▸ Records for the exercise
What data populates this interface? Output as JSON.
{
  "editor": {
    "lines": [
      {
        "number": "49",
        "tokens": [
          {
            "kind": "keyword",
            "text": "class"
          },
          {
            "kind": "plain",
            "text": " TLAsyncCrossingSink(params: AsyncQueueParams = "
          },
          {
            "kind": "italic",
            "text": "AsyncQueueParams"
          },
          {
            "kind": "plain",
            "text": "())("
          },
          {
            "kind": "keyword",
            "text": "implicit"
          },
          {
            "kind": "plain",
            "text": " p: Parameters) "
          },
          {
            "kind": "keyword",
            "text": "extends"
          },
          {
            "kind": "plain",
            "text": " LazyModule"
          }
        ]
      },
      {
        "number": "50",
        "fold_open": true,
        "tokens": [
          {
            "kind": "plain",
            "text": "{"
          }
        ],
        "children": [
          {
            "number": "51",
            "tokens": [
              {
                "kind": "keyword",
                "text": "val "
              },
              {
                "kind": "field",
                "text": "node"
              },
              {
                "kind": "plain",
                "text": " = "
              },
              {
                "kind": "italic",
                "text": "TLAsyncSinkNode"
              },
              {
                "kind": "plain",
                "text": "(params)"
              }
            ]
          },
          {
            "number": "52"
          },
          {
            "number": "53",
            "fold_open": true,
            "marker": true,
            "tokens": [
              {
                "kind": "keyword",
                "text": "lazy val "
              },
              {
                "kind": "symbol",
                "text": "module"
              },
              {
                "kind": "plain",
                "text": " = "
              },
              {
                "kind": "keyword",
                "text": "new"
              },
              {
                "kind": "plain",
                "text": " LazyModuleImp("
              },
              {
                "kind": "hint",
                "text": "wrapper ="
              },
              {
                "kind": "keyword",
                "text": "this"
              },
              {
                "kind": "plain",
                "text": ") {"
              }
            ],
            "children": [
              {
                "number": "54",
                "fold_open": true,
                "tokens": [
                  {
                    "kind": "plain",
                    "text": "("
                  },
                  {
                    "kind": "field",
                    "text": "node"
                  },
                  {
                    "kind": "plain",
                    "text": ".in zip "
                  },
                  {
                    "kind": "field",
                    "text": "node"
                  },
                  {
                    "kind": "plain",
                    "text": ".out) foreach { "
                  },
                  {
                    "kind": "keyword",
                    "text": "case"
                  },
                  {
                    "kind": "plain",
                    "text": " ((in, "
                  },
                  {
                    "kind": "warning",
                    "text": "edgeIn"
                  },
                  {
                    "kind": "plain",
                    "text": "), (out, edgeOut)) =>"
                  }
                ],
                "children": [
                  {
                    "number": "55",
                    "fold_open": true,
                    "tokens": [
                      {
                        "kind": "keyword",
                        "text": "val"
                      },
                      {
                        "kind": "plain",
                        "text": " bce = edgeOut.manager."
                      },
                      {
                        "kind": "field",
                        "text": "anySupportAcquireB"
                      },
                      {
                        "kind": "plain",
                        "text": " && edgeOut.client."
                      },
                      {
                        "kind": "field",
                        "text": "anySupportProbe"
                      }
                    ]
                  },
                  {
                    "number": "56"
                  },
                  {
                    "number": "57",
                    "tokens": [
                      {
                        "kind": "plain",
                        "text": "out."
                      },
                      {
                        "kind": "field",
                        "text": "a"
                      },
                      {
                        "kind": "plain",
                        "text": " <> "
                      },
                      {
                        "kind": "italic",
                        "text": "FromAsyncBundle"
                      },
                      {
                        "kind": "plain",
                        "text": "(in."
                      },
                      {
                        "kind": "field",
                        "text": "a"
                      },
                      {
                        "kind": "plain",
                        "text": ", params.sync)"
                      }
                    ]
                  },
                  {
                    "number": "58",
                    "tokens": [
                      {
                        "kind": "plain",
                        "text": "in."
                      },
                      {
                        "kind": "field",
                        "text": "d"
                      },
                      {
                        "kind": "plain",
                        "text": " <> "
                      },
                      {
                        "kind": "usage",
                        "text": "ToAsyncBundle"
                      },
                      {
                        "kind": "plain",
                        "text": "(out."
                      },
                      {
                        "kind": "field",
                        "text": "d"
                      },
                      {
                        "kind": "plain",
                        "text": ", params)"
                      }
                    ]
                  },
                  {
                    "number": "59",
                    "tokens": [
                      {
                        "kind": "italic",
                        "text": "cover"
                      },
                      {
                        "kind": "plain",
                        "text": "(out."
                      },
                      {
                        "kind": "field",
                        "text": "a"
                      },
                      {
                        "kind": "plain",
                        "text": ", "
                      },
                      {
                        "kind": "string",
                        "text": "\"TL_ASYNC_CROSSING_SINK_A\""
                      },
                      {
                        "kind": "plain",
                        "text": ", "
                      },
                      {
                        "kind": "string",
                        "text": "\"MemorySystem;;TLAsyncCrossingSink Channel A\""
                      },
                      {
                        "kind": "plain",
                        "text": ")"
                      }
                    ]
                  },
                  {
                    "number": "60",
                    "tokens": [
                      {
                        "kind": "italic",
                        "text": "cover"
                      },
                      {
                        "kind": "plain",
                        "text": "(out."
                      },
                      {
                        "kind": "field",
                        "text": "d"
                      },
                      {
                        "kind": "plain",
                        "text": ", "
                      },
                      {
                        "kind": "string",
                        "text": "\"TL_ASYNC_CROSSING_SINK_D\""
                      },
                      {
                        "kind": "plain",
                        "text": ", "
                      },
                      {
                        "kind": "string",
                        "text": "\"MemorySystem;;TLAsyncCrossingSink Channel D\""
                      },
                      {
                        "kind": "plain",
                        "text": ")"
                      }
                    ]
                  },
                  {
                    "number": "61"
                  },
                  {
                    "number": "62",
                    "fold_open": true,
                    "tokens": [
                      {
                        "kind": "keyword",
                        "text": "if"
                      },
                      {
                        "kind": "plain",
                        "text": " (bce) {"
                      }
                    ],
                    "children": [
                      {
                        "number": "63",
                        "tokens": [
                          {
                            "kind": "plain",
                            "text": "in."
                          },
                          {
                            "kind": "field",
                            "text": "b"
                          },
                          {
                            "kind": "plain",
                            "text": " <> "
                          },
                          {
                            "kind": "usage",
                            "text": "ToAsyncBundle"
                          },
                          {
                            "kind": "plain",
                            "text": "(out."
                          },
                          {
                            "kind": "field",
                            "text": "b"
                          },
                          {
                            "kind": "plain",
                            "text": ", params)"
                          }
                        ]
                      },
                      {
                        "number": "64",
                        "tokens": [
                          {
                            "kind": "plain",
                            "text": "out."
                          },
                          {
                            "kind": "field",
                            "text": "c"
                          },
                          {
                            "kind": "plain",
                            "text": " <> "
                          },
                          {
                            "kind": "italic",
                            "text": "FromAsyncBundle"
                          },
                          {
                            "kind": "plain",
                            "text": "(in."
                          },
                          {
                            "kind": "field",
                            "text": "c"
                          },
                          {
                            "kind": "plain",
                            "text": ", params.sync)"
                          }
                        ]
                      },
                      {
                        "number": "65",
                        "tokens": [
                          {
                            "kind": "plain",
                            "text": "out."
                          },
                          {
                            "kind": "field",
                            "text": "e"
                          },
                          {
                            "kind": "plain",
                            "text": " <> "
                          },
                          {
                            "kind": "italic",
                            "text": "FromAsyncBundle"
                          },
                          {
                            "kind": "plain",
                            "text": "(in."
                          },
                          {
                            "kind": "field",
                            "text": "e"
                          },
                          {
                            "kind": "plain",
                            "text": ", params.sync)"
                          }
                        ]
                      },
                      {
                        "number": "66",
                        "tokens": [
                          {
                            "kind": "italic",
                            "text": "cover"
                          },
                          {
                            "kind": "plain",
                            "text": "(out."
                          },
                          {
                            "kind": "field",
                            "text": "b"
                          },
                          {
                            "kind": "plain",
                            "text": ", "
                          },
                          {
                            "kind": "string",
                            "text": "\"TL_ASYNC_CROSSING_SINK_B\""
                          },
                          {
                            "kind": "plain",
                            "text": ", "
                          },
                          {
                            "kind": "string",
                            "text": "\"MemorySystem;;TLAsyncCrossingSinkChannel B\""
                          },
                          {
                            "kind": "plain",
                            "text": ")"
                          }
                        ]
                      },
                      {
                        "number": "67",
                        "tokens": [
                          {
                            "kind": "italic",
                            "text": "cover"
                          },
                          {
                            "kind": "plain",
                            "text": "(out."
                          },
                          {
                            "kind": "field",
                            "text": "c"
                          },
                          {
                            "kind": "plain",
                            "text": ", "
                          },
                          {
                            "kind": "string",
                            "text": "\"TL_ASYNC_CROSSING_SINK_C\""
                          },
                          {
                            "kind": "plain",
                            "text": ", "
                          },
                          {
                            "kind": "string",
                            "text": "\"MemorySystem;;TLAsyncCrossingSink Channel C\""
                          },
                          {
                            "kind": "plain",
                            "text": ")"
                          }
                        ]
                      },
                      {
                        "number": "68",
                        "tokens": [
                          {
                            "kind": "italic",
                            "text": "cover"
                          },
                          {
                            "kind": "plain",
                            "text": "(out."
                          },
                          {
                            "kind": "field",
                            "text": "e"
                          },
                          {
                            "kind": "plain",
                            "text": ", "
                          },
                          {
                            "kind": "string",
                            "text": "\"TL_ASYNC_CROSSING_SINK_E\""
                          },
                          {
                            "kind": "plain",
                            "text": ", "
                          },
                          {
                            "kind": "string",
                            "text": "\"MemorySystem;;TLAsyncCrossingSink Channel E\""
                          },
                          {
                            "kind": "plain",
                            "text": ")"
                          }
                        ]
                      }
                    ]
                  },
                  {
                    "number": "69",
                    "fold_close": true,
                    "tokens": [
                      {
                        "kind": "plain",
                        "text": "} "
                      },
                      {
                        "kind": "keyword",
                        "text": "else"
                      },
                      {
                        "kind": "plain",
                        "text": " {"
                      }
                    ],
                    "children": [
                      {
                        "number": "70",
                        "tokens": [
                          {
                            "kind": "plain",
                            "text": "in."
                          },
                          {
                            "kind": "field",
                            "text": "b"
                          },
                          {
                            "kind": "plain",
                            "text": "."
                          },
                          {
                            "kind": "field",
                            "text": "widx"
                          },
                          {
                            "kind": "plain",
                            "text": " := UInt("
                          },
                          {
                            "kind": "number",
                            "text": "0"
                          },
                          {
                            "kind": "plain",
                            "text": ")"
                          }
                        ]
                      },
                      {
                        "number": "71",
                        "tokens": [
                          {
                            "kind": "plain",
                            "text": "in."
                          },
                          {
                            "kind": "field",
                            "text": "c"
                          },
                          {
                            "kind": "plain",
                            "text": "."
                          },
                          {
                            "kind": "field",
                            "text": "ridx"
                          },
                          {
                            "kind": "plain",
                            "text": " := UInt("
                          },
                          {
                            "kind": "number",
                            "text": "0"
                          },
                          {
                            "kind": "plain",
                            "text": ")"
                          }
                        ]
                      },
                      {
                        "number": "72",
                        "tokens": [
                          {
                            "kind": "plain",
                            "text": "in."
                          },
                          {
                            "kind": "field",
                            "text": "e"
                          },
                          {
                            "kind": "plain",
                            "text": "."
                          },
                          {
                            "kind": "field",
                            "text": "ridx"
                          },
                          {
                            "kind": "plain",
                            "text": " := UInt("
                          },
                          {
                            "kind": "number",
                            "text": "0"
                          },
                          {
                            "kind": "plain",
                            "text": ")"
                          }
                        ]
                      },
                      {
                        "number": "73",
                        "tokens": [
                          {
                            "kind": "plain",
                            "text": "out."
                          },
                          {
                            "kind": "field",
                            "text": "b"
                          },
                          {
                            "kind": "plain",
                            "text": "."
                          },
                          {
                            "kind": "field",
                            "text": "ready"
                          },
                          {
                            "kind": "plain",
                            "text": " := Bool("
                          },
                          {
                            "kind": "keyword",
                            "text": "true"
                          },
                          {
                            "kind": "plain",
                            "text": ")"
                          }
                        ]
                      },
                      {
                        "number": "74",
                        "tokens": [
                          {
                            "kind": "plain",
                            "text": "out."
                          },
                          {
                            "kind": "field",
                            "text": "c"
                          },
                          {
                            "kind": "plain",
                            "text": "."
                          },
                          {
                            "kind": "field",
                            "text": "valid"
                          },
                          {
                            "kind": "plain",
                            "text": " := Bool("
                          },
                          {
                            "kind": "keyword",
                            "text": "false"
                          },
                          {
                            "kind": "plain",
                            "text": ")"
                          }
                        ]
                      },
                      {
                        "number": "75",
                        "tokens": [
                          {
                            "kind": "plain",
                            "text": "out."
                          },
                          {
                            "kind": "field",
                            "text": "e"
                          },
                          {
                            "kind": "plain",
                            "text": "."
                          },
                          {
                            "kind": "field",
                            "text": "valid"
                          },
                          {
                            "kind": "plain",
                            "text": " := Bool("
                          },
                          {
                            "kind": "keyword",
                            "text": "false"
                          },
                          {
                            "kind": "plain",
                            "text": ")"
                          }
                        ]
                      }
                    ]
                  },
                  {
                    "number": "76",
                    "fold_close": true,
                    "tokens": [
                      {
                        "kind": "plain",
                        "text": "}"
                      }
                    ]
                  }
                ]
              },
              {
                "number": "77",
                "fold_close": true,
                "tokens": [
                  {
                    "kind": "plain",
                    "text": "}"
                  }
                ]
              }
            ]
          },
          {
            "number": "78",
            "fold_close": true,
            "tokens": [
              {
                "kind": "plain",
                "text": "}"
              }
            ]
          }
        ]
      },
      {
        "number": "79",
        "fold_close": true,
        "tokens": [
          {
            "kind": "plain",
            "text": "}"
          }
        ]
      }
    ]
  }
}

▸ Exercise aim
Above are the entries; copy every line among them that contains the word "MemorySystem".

▸ Finished exercise
                        "text": "\"MemorySystem;;TLAsyncCrossingSink Channel A\""
                        "text": "\"MemorySystem;;TLAsyncCrossingSink Channel D\""
                            "text": "\"MemorySystem;;TLAsyncCrossingSinkChannel B\""
                            "text": "\"MemorySystem;;TLAsyncCrossingSink Channel C\""
                            "text": "\"MemorySystem;;TLAsyncCrossingSink Channel E\""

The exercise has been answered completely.